Dealing with Oklahoma wildfires

STILLWATER – Fire in Oklahoma is extremely beneficial. It restores grasslands and controls unwanted species. It is a natural process that provides habitat for certain wildlife.
However, the benefits are hard to imagine when a wildfire gets into structures such as houses, barns and sheds.

The National Firewise Communities (firewise.org) program is a good reference to become proactive against wildfires before they happen, said Dwayne Elmore, Oklahoma State University Cooperative Extension wildlife specialist. Taking simple steps such as raking back leaves and cleaning out gutters could save a house or structure from a fire.
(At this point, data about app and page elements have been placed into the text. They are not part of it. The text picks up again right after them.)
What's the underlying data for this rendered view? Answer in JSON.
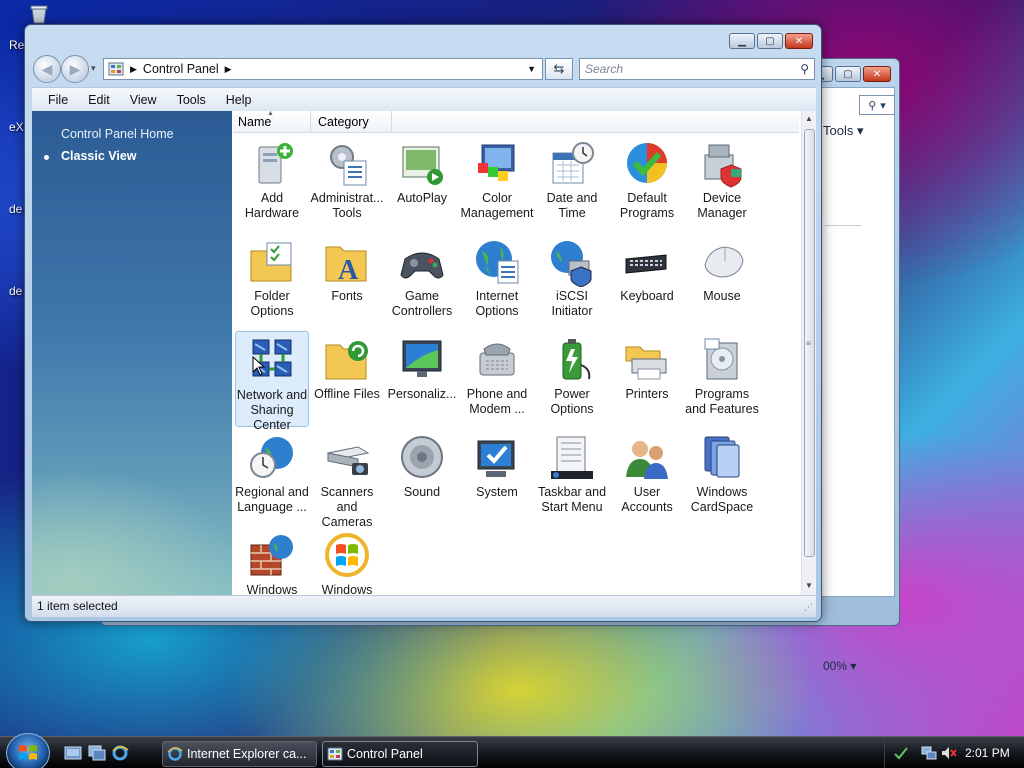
{
  "desktop": {
    "icon_labels": [
      "Re",
      "eX",
      "de",
      "de"
    ]
  },
  "background_window": {
    "toolbar_label": "Tools",
    "zoom": "00%"
  },
  "window": {
    "address": "Control Panel",
    "search_placeholder": "Search",
    "menu": [
      "File",
      "Edit",
      "View",
      "Tools",
      "Help"
    ],
    "sidebar": {
      "home": "Control Panel Home",
      "classic": "Classic View"
    },
    "columns": [
      "Name",
      "Category"
    ],
    "items": [
      {
        "label": "Add Hardware",
        "icon": "add-hardware-icon"
      },
      {
        "label": "Administrat... Tools",
        "icon": "admin-tools-icon"
      },
      {
        "label": "AutoPlay",
        "icon": "autoplay-icon"
      },
      {
        "label": "Color Management",
        "icon": "color-management-icon"
      },
      {
        "label": "Date and Time",
        "icon": "date-time-icon"
      },
      {
        "label": "Default Programs",
        "icon": "default-programs-icon"
      },
      {
        "label": "Device Manager",
        "icon": "device-manager-icon"
      },
      {
        "label": "Folder Options",
        "icon": "folder-options-icon"
      },
      {
        "label": "Fonts",
        "icon": "fonts-icon"
      },
      {
        "label": "Game Controllers",
        "icon": "game-controllers-icon"
      },
      {
        "label": "Internet Options",
        "icon": "internet-options-icon"
      },
      {
        "label": "iSCSI Initiator",
        "icon": "iscsi-icon"
      },
      {
        "label": "Keyboard",
        "icon": "keyboard-icon"
      },
      {
        "label": "Mouse",
        "icon": "mouse-icon"
      },
      {
        "label": "Network and Sharing Center",
        "icon": "network-icon",
        "selected": true
      },
      {
        "label": "Offline Files",
        "icon": "offline-files-icon"
      },
      {
        "label": "Personaliz...",
        "icon": "personalization-icon"
      },
      {
        "label": "Phone and Modem ...",
        "icon": "phone-modem-icon"
      },
      {
        "label": "Power Options",
        "icon": "power-options-icon"
      },
      {
        "label": "Printers",
        "icon": "printers-icon"
      },
      {
        "label": "Programs and Features",
        "icon": "programs-features-icon"
      },
      {
        "label": "Regional and Language ...",
        "icon": "regional-icon"
      },
      {
        "label": "Scanners and Cameras",
        "icon": "scanners-icon"
      },
      {
        "label": "Sound",
        "icon": "sound-icon"
      },
      {
        "label": "System",
        "icon": "system-icon"
      },
      {
        "label": "Taskbar and Start Menu",
        "icon": "taskbar-icon"
      },
      {
        "label": "User Accounts",
        "icon": "user-accounts-icon"
      },
      {
        "label": "Windows CardSpace",
        "icon": "cardspace-icon"
      },
      {
        "label": "Windows",
        "icon": "windows-firewall-icon"
      },
      {
        "label": "Windows",
        "icon": "windows-update-icon"
      }
    ],
    "status": "1 item selected"
  },
  "taskbar": {
    "tasks": [
      {
        "label": "Internet Explorer ca...",
        "active": false
      },
      {
        "label": "Control Panel",
        "active": true
      }
    ],
    "clock": "2:01 PM"
  }
}
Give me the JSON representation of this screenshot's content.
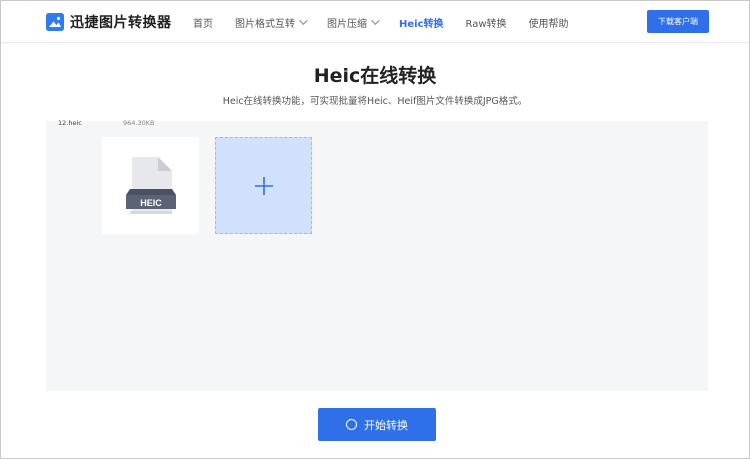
{
  "header": {
    "logo_text": "迅捷图片转换器",
    "download_label": "下载客户端",
    "nav": [
      {
        "label": "首页",
        "dropdown": false,
        "active": false
      },
      {
        "label": "图片格式互转",
        "dropdown": true,
        "active": false
      },
      {
        "label": "图片压缩",
        "dropdown": true,
        "active": false
      },
      {
        "label": "Heic转换",
        "dropdown": false,
        "active": true
      },
      {
        "label": "Raw转换",
        "dropdown": false,
        "active": false
      },
      {
        "label": "使用帮助",
        "dropdown": false,
        "active": false
      }
    ]
  },
  "main": {
    "title": "Heic在线转换",
    "subtitle": "Heic在线转换功能，可实现批量将Heic、Heif图片文件转换成JPG格式。",
    "file": {
      "icon_label": "HEIC",
      "name": "12.heic",
      "size": "964.30KB"
    },
    "add_symbol": "+",
    "start_label": "开始转换"
  },
  "colors": {
    "accent": "#2f6fe8",
    "add_tile": "#d2e1fb",
    "workspace": "#f5f6f8"
  }
}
Remove items that will burn easily from around the house, like firewood and dense vegetation, including flammable trees such as redcedar,.

“You want to create a defensible space of about 100 feet all the way around the house,” he said. “Keeping the grass short and the trees trimmed is vital to the safety of your home.”

All trees within this 100-foot radius should be pruned so they can be easily walked under. Any ladder fuels, such as shrubs that allow a surface flame to engulf the tree canopy, also should be removed.

“Trees within this defensible space should ideally have about 30 feet of space between them to keep fires from traveling through the canopy,” Elmore said. “Any redcedar tree near the structure should be removed, as redcedar is highly flammable.”

Most people do not realize how far flames can carry from a burning tree. As an example, a 10-foot redcedar has the capacity to ignite a structure at least 100 feet away.

Many homes in Oklahoma have much larger redcedars in closer proximity.

Once the trees are trimmed and the grass is mowed, all the debris needs to be removed, as it will serve as fuel to a wildfire. The idea is to remove any fuels away from the house. Aside from prescribed burning to clear these fuels, regular maintenance is the next best thing.

“Consider the flammability of the structure itself. Nonflammable shingles or metal roofs should be used in Oklahoma,” Elmore said. “Brick or stone is an ideal firewise building material. Wood structures are more hazardous and require a careful evaluation of fuels in close proximity to the structure.”

It is a homeowner’s responsibility, not the fire department, to ensure the survivability of a home. Many homes are destroyed each year because the homeowner did not proactively protect them and firefighters could do little to intervene.

“Also, poor decisions from homeowners affect their neighbors as well,” Elmore said. “Neighborhoods and communities must be in this together. One poorly managed residence puts others at risk.”